The decisions in both cases turned on the specific technological solutions (the specific components and how they were configured to perform haptic feedback or vibration functions in response to specific events) to the technological problems they each addressed.
In Immersion Corp, in the ‘105 Patent, specific components were configured to provide haptic feedback to communicate that one of several predetermined user-independent events had occurred. In the ‘299 Patent, specific components were configured to provide haptic feedback to enhance the usefulness of the devices in circumstances where audio or visual notification might not be effective. In Ironworks, specific components were configured to perform specific vibration functions in response to specific events, like “user entry of an incorrect personal identification number code” and “a selected item on a menu of the user interface.”

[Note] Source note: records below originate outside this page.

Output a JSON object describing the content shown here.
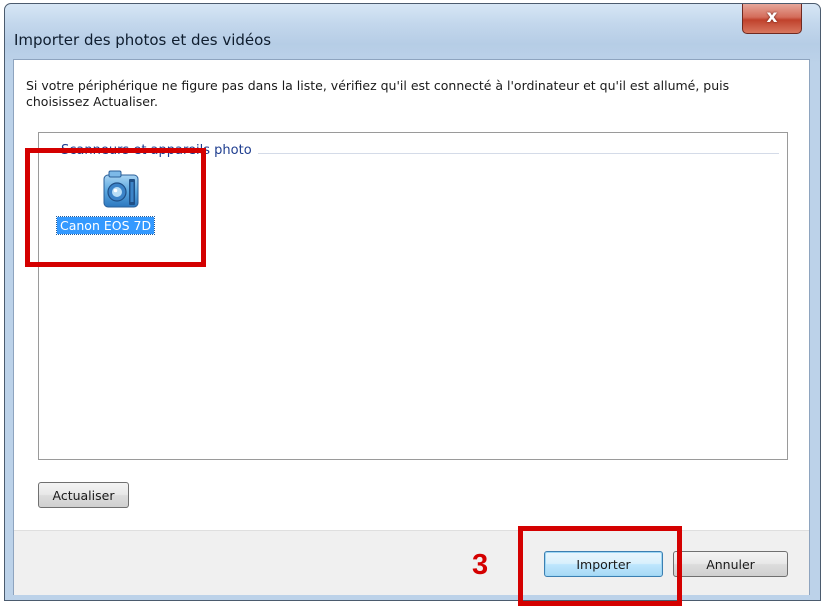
{
  "window": {
    "title": "Importer des photos et des vidéos",
    "close_label": "x"
  },
  "content": {
    "description": "Si votre périphérique ne figure pas dans la liste, vérifiez qu'il est connecté à l'ordinateur et qu'il est allumé, puis choisissez Actualiser.",
    "group_header": "Scanneurs et appareils photo",
    "devices": [
      {
        "label": "Canon EOS 7D",
        "icon": "camera-icon",
        "selected": true
      }
    ]
  },
  "buttons": {
    "refresh": "Actualiser",
    "import": "Importer",
    "cancel": "Annuler"
  },
  "annotation": {
    "step_number": "3",
    "color": "#d40000"
  },
  "colors": {
    "selection": "#3399ff",
    "group_header": "#1e3d8f",
    "close_button": "#c0412c"
  }
}
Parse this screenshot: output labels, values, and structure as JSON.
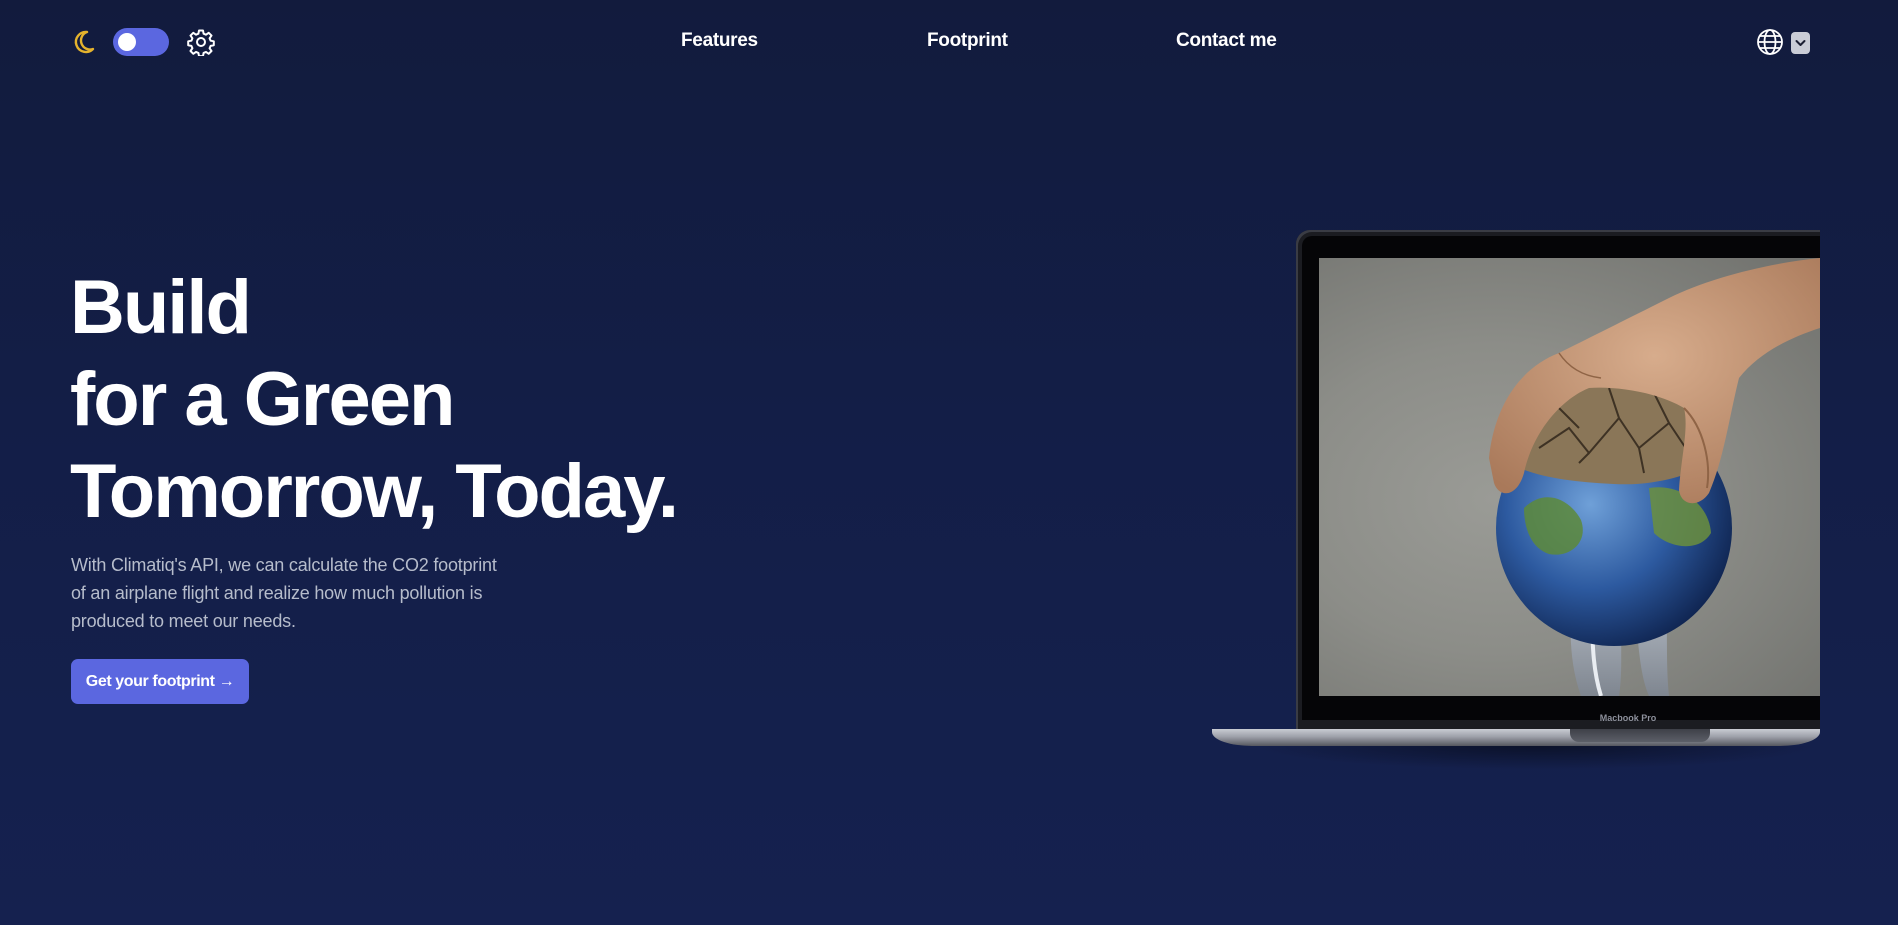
{
  "header": {
    "theme_toggle": {
      "state": "off"
    },
    "nav": [
      {
        "label": "Features"
      },
      {
        "label": "Footprint"
      },
      {
        "label": "Contact me"
      }
    ]
  },
  "hero": {
    "title_lines": [
      "Build",
      "for a Green",
      "Tomorrow, Today."
    ],
    "description": "With Climatiq's API, we can calculate the CO2 footprint of an airplane flight and realize how much pollution is produced to meet our needs.",
    "cta_label": "Get your footprint →"
  },
  "laptop": {
    "model_label": "Macbook Pro"
  },
  "colors": {
    "background": "#131e47",
    "accent": "#5b67e0",
    "moon": "#e5b32d",
    "text": "#ffffff",
    "muted_text": "#b6bccb"
  },
  "icons": [
    "moon-icon",
    "gear-icon",
    "globe-icon",
    "chevron-down-icon"
  ]
}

The respective courts found the technological solutions that were claimed in these patents to overcome the technological problems they addressed to be unconventional. They each concluded at Step One of the Alice framework that these claims were not directed to an abstract idea and were thus subject matter eligible for patent. Accordingly, these courts did not reach Alice Step Two. The motion to dismiss brought by the respective defendants as to the above patents were denied.

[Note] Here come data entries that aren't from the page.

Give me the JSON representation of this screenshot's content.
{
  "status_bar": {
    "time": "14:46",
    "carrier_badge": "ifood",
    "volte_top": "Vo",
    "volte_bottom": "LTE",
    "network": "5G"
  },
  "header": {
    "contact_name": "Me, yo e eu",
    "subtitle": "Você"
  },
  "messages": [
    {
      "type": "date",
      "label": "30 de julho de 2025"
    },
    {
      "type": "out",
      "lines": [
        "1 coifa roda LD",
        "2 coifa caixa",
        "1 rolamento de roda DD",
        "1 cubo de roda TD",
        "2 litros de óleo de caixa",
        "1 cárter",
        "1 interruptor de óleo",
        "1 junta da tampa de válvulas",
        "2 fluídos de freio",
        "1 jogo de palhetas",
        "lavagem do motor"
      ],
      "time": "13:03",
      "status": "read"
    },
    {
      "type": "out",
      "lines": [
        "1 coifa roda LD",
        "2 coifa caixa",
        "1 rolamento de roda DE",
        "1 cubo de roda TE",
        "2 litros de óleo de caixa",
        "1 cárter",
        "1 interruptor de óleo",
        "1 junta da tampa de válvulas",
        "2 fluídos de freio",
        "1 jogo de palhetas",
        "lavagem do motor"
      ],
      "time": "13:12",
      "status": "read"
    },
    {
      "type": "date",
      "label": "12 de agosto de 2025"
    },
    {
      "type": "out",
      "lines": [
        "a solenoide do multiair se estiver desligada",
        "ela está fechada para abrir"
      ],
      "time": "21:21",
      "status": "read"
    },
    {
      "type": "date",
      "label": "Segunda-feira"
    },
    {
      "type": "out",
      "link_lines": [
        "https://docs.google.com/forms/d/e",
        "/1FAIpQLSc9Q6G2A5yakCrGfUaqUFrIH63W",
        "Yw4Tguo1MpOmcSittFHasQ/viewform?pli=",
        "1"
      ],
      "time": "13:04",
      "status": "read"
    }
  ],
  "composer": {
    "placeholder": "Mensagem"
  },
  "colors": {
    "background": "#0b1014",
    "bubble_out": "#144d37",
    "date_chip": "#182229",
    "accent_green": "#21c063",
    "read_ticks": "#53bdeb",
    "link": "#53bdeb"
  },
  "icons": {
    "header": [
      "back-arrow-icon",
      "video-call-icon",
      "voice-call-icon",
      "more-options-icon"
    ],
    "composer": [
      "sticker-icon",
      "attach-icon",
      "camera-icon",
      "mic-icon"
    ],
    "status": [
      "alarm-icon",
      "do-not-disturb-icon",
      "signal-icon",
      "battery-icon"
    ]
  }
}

This was not the case with the Immersion Corp ‘301 Patent, directed to providing a vibration and associated change in visual display based on interaction between two devices. The vibration device claims failed Alice step 1 and were found to be directed to an abstract idea because the claimed processor configuration amounted to nothing more than gathering data since the claims recited no particular rules or types of rules applied by the processor Cf. McRO. Op. at 29. They were further found to be abstract because they used function-based claiming (i.e., the claims merely describe a desired function, without sufficient detail on how the function is to be performed). Id.
The Immersion Corp ‘301 Patent vibration device claim failed Alice Step Two because it followed a conventional order of how data is usually analyzed: data is first received, then processed, and then signals are outputted as a result. Op. at 33.

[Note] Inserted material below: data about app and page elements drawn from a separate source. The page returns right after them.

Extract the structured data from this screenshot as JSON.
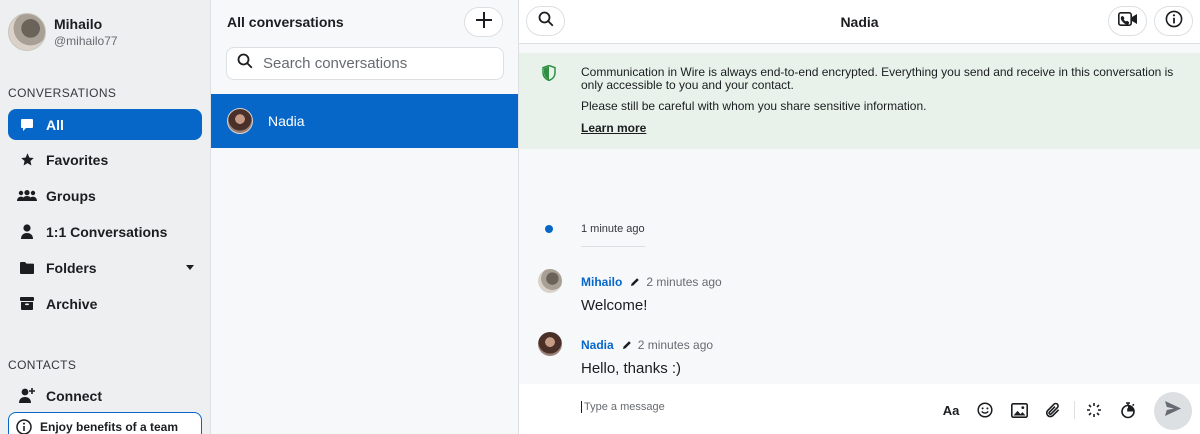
{
  "user": {
    "name": "Mihailo",
    "handle": "@mihailo77"
  },
  "sidebar": {
    "conversations_heading": "CONVERSATIONS",
    "items": [
      {
        "label": "All",
        "icon": "chat-bubble-icon",
        "active": true
      },
      {
        "label": "Favorites",
        "icon": "star-icon"
      },
      {
        "label": "Groups",
        "icon": "group-icon"
      },
      {
        "label": "1:1 Conversations",
        "icon": "person-icon"
      },
      {
        "label": "Folders",
        "icon": "folder-icon"
      },
      {
        "label": "Archive",
        "icon": "archive-icon"
      }
    ],
    "contacts_heading": "CONTACTS",
    "connect_label": "Connect",
    "team_banner": "Enjoy benefits of a team"
  },
  "conversation_list": {
    "title": "All conversations",
    "search_placeholder": "Search conversations",
    "items": [
      {
        "name": "Nadia",
        "selected": true
      }
    ]
  },
  "conversation": {
    "title": "Nadia",
    "notice": {
      "line1": "Communication in Wire is always end-to-end encrypted. Everything you send and receive in this conversation is only accessible to you and your contact.",
      "line2": "Please still be careful with whom you share sensitive information.",
      "learn_more": "Learn more"
    },
    "system_time": "1 minute ago",
    "messages": [
      {
        "sender": "Mihailo",
        "time": "2 minutes ago",
        "text": "Welcome!"
      },
      {
        "sender": "Nadia",
        "time": "2 minutes ago",
        "text": "Hello, thanks :)"
      }
    ],
    "input_placeholder": "Type a message",
    "format_label": "Aa"
  },
  "colors": {
    "accent": "#0667c8",
    "notice_bg": "#e8f2ea",
    "shield": "#2f8f42"
  }
}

The take-away from Immersion Corp and Ironworks is that claims will not survive Alice unless they claim an unconventional technological solution to a technological problem. All claims in Immersion Corp save those of the Immersion Corp ‘301 Patent and all claims in Ironworks survived Alice because they recited a specific technological solution (the specific components and how they were configured to perform haptic feedback or vibration function in response to specific events) to the technological problem they each addressed.
The Immersion Corp ‘301 Patent vibration device claims failed Alice because they recited no particular rules or types of rules applied by the processor (Cf. McRO), used function-based claiming and followed a conventional order of how data is usually analyzed.
Also telling is the discussion by the Immersion Corp court in finding the ’301 Patent to be directed to an abstract idea. As the court explained “In the instant case, claim 27 requires receiving sensor and data signals, determining a resulting change in display, and determining a resulting haptic effect, but “[t]here is nothing in claim  that is directed to how to implement” these functions. As a result, claim 27, like the claims in Two-Way Media and DIRECTV, “manipulates data but fails to do so in a non-abstract way.” Op. at 30. (bold emphasis added)
“Manipulation of something real or a representation of something real, though not the test for determining patent eligibility (the proper test being the Alice two-step), may nonetheless provide a valuable clue to the eligibility of a claim.”